### Provided entries
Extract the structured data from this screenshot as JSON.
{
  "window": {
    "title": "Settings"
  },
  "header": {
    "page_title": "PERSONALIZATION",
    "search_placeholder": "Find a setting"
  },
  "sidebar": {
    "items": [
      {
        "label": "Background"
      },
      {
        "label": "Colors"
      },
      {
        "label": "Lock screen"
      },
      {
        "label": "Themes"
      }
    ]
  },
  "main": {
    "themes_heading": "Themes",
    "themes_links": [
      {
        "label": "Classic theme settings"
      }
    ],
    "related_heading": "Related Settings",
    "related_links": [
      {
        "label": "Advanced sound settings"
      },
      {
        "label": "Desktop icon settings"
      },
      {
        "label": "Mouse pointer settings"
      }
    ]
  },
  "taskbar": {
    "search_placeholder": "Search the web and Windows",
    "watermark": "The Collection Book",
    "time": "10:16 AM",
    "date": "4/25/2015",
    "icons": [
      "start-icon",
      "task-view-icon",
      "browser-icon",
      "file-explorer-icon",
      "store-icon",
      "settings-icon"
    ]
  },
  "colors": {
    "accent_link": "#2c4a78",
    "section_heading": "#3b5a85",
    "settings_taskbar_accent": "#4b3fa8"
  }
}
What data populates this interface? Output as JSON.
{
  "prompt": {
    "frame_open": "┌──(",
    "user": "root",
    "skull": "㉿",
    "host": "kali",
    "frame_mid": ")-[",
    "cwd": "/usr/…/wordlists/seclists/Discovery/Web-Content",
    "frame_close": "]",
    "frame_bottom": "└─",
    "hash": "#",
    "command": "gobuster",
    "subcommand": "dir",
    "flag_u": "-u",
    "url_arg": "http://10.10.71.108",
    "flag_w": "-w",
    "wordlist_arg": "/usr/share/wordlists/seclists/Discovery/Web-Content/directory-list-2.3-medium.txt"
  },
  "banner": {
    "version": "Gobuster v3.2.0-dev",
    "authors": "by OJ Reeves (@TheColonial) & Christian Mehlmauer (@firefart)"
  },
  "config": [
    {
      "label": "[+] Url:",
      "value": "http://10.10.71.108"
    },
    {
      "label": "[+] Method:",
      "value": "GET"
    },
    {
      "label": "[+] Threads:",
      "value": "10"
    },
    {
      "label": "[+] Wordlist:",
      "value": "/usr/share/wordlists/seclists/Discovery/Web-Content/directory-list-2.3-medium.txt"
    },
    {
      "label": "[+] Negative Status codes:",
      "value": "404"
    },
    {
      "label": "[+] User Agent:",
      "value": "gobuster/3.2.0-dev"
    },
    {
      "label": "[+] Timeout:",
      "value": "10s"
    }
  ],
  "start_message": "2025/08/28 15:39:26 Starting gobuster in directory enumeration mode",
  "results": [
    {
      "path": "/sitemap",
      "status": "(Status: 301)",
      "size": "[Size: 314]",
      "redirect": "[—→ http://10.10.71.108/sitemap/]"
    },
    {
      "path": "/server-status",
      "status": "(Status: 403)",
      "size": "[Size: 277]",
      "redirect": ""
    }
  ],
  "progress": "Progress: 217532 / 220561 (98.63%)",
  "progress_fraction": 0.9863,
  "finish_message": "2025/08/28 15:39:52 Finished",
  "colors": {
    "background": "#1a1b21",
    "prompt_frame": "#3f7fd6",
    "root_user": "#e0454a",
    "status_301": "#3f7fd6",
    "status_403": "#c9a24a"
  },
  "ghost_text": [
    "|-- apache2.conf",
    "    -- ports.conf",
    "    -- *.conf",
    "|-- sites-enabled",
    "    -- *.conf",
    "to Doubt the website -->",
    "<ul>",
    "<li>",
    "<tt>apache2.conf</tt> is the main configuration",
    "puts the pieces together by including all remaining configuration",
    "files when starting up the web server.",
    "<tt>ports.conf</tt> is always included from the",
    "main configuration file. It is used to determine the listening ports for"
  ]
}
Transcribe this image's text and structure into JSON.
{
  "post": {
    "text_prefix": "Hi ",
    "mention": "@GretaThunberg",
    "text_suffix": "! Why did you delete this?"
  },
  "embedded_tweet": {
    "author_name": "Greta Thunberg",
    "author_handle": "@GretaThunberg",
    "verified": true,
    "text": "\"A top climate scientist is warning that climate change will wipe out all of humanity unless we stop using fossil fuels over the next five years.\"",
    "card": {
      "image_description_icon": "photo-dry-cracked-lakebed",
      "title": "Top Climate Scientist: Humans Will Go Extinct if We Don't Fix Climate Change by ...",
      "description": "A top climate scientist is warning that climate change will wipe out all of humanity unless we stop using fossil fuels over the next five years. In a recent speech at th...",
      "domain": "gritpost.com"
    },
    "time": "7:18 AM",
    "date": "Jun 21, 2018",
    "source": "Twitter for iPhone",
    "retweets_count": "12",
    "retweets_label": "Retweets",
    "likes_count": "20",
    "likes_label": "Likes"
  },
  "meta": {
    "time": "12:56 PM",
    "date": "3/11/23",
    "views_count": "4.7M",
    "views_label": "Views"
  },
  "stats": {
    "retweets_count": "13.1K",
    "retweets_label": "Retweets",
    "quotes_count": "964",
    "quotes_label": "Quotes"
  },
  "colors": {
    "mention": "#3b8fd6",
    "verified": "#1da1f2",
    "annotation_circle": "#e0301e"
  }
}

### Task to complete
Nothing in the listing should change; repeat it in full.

### Written reply
Extract the structured data from this screenshot as JSON.
{
  "window": {
    "title": "Settings"
  },
  "header": {
    "page_title": "PERSONALIZATION",
    "search_placeholder": "Find a setting"
  },
  "sidebar": {
    "items": [
      {
        "label": "Background"
      },
      {
        "label": "Colors"
      },
      {
        "label": "Lock screen"
      },
      {
        "label": "Themes"
      }
    ]
  },
  "main": {
    "themes_heading": "Themes",
    "themes_links": [
      {
        "label": "Classic theme settings"
      }
    ],
    "related_heading": "Related Settings",
    "related_links": [
      {
        "label": "Advanced sound settings"
      },
      {
        "label": "Desktop icon settings"
      },
      {
        "label": "Mouse pointer settings"
      }
    ]
  },
  "taskbar": {
    "search_placeholder": "Search the web and Windows",
    "watermark": "The Collection Book",
    "time": "10:16 AM",
    "date": "4/25/2015",
    "icons": [
      "start-icon",
      "task-view-icon",
      "browser-icon",
      "file-explorer-icon",
      "store-icon",
      "settings-icon"
    ]
  },
  "colors": {
    "accent_link": "#2c4a78",
    "section_heading": "#3b5a85",
    "settings_taskbar_accent": "#4b3fa8"
  }
}
What data populates this interface? Output as JSON.
{
  "prompt": {
    "frame_open": "┌──(",
    "user": "root",
    "skull": "㉿",
    "host": "kali",
    "frame_mid": ")-[",
    "cwd": "/usr/…/wordlists/seclists/Discovery/Web-Content",
    "frame_close": "]",
    "frame_bottom": "└─",
    "hash": "#",
    "command": "gobuster",
    "subcommand": "dir",
    "flag_u": "-u",
    "url_arg": "http://10.10.71.108",
    "flag_w": "-w",
    "wordlist_arg": "/usr/share/wordlists/seclists/Discovery/Web-Content/directory-list-2.3-medium.txt"
  },
  "banner": {
    "version": "Gobuster v3.2.0-dev",
    "authors": "by OJ Reeves (@TheColonial) & Christian Mehlmauer (@firefart)"
  },
  "config": [
    {
      "label": "[+] Url:",
      "value": "http://10.10.71.108"
    },
    {
      "label": "[+] Method:",
      "value": "GET"
    },
    {
      "label": "[+] Threads:",
      "value": "10"
    },
    {
      "label": "[+] Wordlist:",
      "value": "/usr/share/wordlists/seclists/Discovery/Web-Content/directory-list-2.3-medium.txt"
    },
    {
      "label": "[+] Negative Status codes:",
      "value": "404"
    },
    {
      "label": "[+] User Agent:",
      "value": "gobuster/3.2.0-dev"
    },
    {
      "label": "[+] Timeout:",
      "value": "10s"
    }
  ],
  "start_message": "2025/08/28 15:39:26 Starting gobuster in directory enumeration mode",
  "results": [
    {
      "path": "/sitemap",
      "status": "(Status: 301)",
      "size": "[Size: 314]",
      "redirect": "[—→ http://10.10.71.108/sitemap/]"
    },
    {
      "path": "/server-status",
      "status": "(Status: 403)",
      "size": "[Size: 277]",
      "redirect": ""
    }
  ],
  "progress": "Progress: 217532 / 220561 (98.63%)",
  "progress_fraction": 0.9863,
  "finish_message": "2025/08/28 15:39:52 Finished",
  "colors": {
    "background": "#1a1b21",
    "prompt_frame": "#3f7fd6",
    "root_user": "#e0454a",
    "status_301": "#3f7fd6",
    "status_403": "#c9a24a"
  },
  "ghost_text": [
    "|-- apache2.conf",
    "    -- ports.conf",
    "    -- *.conf",
    "|-- sites-enabled",
    "    -- *.conf",
    "to Doubt the website -->",
    "<ul>",
    "<li>",
    "<tt>apache2.conf</tt> is the main configuration",
    "puts the pieces together by including all remaining configuration",
    "files when starting up the web server.",
    "<tt>ports.conf</tt> is always included from the",
    "main configuration file. It is used to determine the listening ports for"
  ]
}
Transcribe this image's text and structure into JSON.
{
  "post": {
    "text_prefix": "Hi ",
    "mention": "@GretaThunberg",
    "text_suffix": "! Why did you delete this?"
  },
  "embedded_tweet": {
    "author_name": "Greta Thunberg",
    "author_handle": "@GretaThunberg",
    "verified": true,
    "text": "\"A top climate scientist is warning that climate change will wipe out all of humanity unless we stop using fossil fuels over the next five years.\"",
    "card": {
      "image_description_icon": "photo-dry-cracked-lakebed",
      "title": "Top Climate Scientist: Humans Will Go Extinct if We Don't Fix Climate Change by ...",
      "description": "A top climate scientist is warning that climate change will wipe out all of humanity unless we stop using fossil fuels over the next five years. In a recent speech at th...",
      "domain": "gritpost.com"
    },
    "time": "7:18 AM",
    "date": "Jun 21, 2018",
    "source": "Twitter for iPhone",
    "retweets_count": "12",
    "retweets_label": "Retweets",
    "likes_count": "20",
    "likes_label": "Likes"
  },
  "meta": {
    "time": "12:56 PM",
    "date": "3/11/23",
    "views_count": "4.7M",
    "views_label": "Views"
  },
  "stats": {
    "retweets_count": "13.1K",
    "retweets_label": "Retweets",
    "quotes_count": "964",
    "quotes_label": "Quotes"
  },
  "colors": {
    "mention": "#3b8fd6",
    "verified": "#1da1f2",
    "annotation_circle": "#e0301e"
  }
}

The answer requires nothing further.